Dataset content:
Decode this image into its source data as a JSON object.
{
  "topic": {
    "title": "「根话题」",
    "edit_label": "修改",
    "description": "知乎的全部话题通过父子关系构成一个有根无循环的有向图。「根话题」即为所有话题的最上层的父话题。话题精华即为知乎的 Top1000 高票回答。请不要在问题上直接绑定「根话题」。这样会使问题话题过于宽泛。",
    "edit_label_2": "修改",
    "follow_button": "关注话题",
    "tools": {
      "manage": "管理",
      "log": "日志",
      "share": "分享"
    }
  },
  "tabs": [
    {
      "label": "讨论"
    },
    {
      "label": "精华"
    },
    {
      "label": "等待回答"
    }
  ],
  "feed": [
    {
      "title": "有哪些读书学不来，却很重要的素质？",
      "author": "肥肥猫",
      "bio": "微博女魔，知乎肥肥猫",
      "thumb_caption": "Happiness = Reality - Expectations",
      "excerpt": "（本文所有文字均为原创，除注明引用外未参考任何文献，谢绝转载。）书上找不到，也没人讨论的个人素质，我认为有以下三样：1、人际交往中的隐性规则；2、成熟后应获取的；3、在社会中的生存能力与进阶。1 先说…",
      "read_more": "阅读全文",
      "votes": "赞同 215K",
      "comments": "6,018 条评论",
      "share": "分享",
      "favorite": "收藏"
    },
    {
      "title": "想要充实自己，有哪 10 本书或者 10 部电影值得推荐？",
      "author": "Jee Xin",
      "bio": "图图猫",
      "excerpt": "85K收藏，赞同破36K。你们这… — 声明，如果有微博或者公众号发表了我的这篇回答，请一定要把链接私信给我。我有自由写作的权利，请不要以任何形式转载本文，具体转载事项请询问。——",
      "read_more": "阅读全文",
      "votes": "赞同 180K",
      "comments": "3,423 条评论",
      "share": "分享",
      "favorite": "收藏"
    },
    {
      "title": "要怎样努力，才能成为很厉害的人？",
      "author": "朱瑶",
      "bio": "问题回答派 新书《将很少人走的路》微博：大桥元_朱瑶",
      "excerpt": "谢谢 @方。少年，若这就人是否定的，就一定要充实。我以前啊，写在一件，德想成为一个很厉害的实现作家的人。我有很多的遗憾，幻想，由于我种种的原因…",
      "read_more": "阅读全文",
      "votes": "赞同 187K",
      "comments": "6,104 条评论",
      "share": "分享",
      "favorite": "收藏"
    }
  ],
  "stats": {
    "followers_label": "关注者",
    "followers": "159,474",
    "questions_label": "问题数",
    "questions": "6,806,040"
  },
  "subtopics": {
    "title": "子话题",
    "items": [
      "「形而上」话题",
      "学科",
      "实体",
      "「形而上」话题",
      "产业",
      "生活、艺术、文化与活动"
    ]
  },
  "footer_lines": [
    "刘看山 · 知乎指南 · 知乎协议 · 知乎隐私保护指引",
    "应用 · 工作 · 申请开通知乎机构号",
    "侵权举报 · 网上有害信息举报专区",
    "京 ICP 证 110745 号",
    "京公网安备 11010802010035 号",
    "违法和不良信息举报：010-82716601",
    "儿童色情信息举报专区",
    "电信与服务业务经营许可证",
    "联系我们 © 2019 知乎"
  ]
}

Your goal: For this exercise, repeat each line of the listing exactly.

Task answer:
Decode this image into its source data as a JSON object.
{
  "topic": {
    "title": "「根话题」",
    "edit_label": "修改",
    "description": "知乎的全部话题通过父子关系构成一个有根无循环的有向图。「根话题」即为所有话题的最上层的父话题。话题精华即为知乎的 Top1000 高票回答。请不要在问题上直接绑定「根话题」。这样会使问题话题过于宽泛。",
    "edit_label_2": "修改",
    "follow_button": "关注话题",
    "tools": {
      "manage": "管理",
      "log": "日志",
      "share": "分享"
    }
  },
  "tabs": [
    {
      "label": "讨论"
    },
    {
      "label": "精华"
    },
    {
      "label": "等待回答"
    }
  ],
  "feed": [
    {
      "title": "有哪些读书学不来，却很重要的素质？",
      "author": "肥肥猫",
      "bio": "微博女魔，知乎肥肥猫",
      "thumb_caption": "Happiness = Reality - Expectations",
      "excerpt": "（本文所有文字均为原创，除注明引用外未参考任何文献，谢绝转载。）书上找不到，也没人讨论的个人素质，我认为有以下三样：1、人际交往中的隐性规则；2、成熟后应获取的；3、在社会中的生存能力与进阶。1 先说…",
      "read_more": "阅读全文",
      "votes": "赞同 215K",
      "comments": "6,018 条评论",
      "share": "分享",
      "favorite": "收藏"
    },
    {
      "title": "想要充实自己，有哪 10 本书或者 10 部电影值得推荐？",
      "author": "Jee Xin",
      "bio": "图图猫",
      "excerpt": "85K收藏，赞同破36K。你们这… — 声明，如果有微博或者公众号发表了我的这篇回答，请一定要把链接私信给我。我有自由写作的权利，请不要以任何形式转载本文，具体转载事项请询问。——",
      "read_more": "阅读全文",
      "votes": "赞同 180K",
      "comments": "3,423 条评论",
      "share": "分享",
      "favorite": "收藏"
    },
    {
      "title": "要怎样努力，才能成为很厉害的人？",
      "author": "朱瑶",
      "bio": "问题回答派 新书《将很少人走的路》微博：大桥元_朱瑶",
      "excerpt": "谢谢 @方。少年，若这就人是否定的，就一定要充实。我以前啊，写在一件，德想成为一个很厉害的实现作家的人。我有很多的遗憾，幻想，由于我种种的原因…",
      "read_more": "阅读全文",
      "votes": "赞同 187K",
      "comments": "6,104 条评论",
      "share": "分享",
      "favorite": "收藏"
    }
  ],
  "stats": {
    "followers_label": "关注者",
    "followers": "159,474",
    "questions_label": "问题数",
    "questions": "6,806,040"
  },
  "subtopics": {
    "title": "子话题",
    "items": [
      "「形而上」话题",
      "学科",
      "实体",
      "「形而上」话题",
      "产业",
      "生活、艺术、文化与活动"
    ]
  },
  "footer_lines": [
    "刘看山 · 知乎指南 · 知乎协议 · 知乎隐私保护指引",
    "应用 · 工作 · 申请开通知乎机构号",
    "侵权举报 · 网上有害信息举报专区",
    "京 ICP 证 110745 号",
    "京公网安备 11010802010035 号",
    "违法和不良信息举报：010-82716601",
    "儿童色情信息举报专区",
    "电信与服务业务经营许可证",
    "联系我们 © 2019 知乎"
  ]
}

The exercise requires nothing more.